Material provided:
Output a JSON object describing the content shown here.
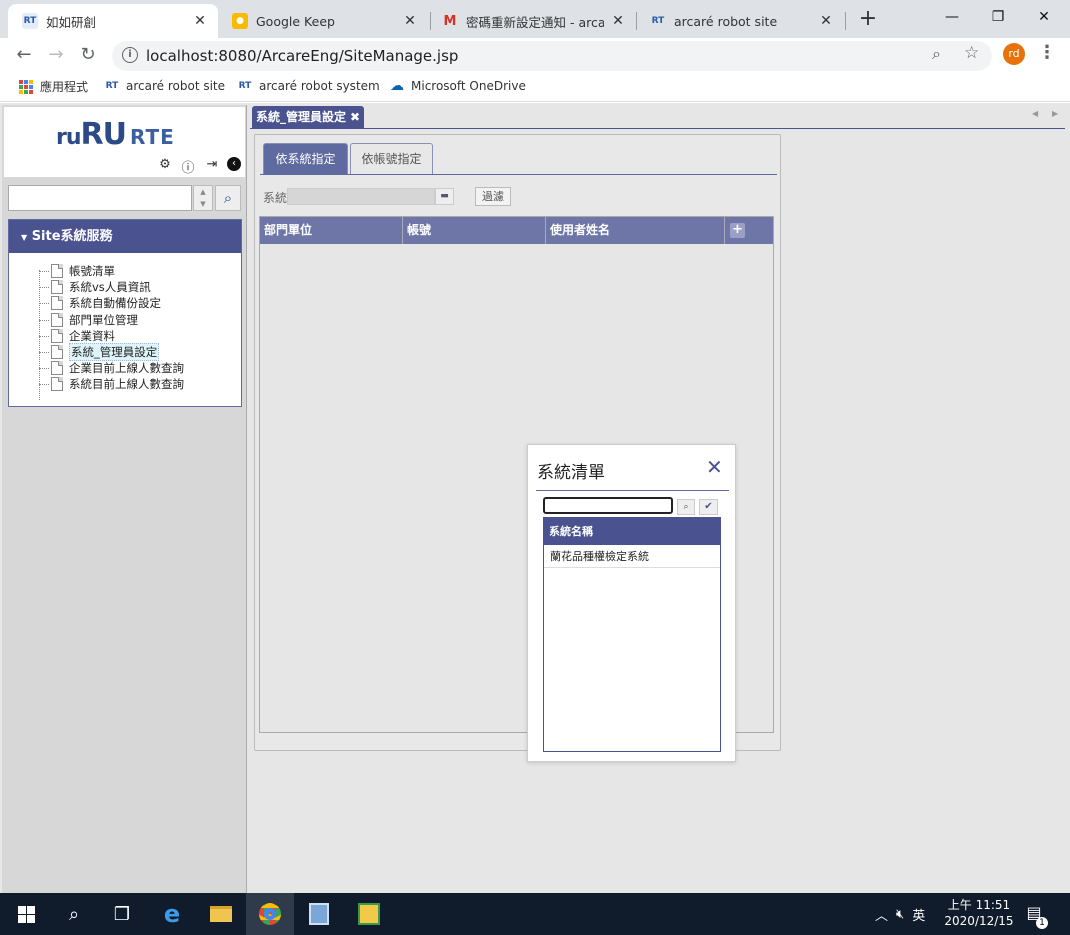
{
  "browser": {
    "tabs": [
      {
        "title": "如如研創",
        "favicon": "RT",
        "active": true
      },
      {
        "title": "Google Keep",
        "favicon": "keep-icon",
        "active": false
      },
      {
        "title": "密碼重新設定通知 - arcare",
        "favicon": "gmail-icon",
        "active": false
      },
      {
        "title": "arcaré robot site",
        "favicon": "RT",
        "active": false
      }
    ],
    "url": "localhost:8080/ArcareEng/SiteManage.jsp",
    "profile_initials": "rd",
    "bookmarks": [
      {
        "label": "應用程式",
        "icon": "apps-icon"
      },
      {
        "label": "arcaré robot site",
        "icon": "RT"
      },
      {
        "label": "arcaré robot system",
        "icon": "RT"
      },
      {
        "label": "Microsoft OneDrive",
        "icon": "onedrive-icon"
      }
    ]
  },
  "sidebar": {
    "logo": {
      "part1": "ru",
      "part2": "RU",
      "part3": "RTE"
    },
    "search_value": "",
    "panel_title": "Site系統服務",
    "items": [
      {
        "label": "帳號清單"
      },
      {
        "label": "系統vs人員資訊"
      },
      {
        "label": "系統自動備份設定"
      },
      {
        "label": "部門單位管理"
      },
      {
        "label": "企業資料"
      },
      {
        "label": "系統_管理員設定",
        "selected": true
      },
      {
        "label": "企業目前上線人數查詢"
      },
      {
        "label": "系統目前上線人數查詢"
      }
    ]
  },
  "main": {
    "tab_title": "系統_管理員設定",
    "subtabs": [
      {
        "label": "依系統指定",
        "active": true
      },
      {
        "label": "依帳號指定",
        "active": false
      }
    ],
    "system_label": "系統",
    "system_value": "",
    "filter_label": "過濾",
    "grid_columns": [
      "部門單位",
      "帳號",
      "使用者姓名"
    ]
  },
  "dialog": {
    "title": "系統清單",
    "search_value": "",
    "list_header": "系統名稱",
    "rows": [
      "蘭花品種權檢定系統"
    ]
  },
  "taskbar": {
    "ime": "英",
    "time": "上午 11:51",
    "date": "2020/12/15",
    "notification_count": "1"
  },
  "colors": {
    "accent": "#4a5290",
    "accent_light": "#6e76a8",
    "tab_strip": "#dee1e6",
    "taskbar": "#101c2b"
  }
}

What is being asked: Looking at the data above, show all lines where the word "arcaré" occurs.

Reply:
        "title": "arcaré robot site",
        "label": "arcaré robot site",
        "label": "arcaré robot system",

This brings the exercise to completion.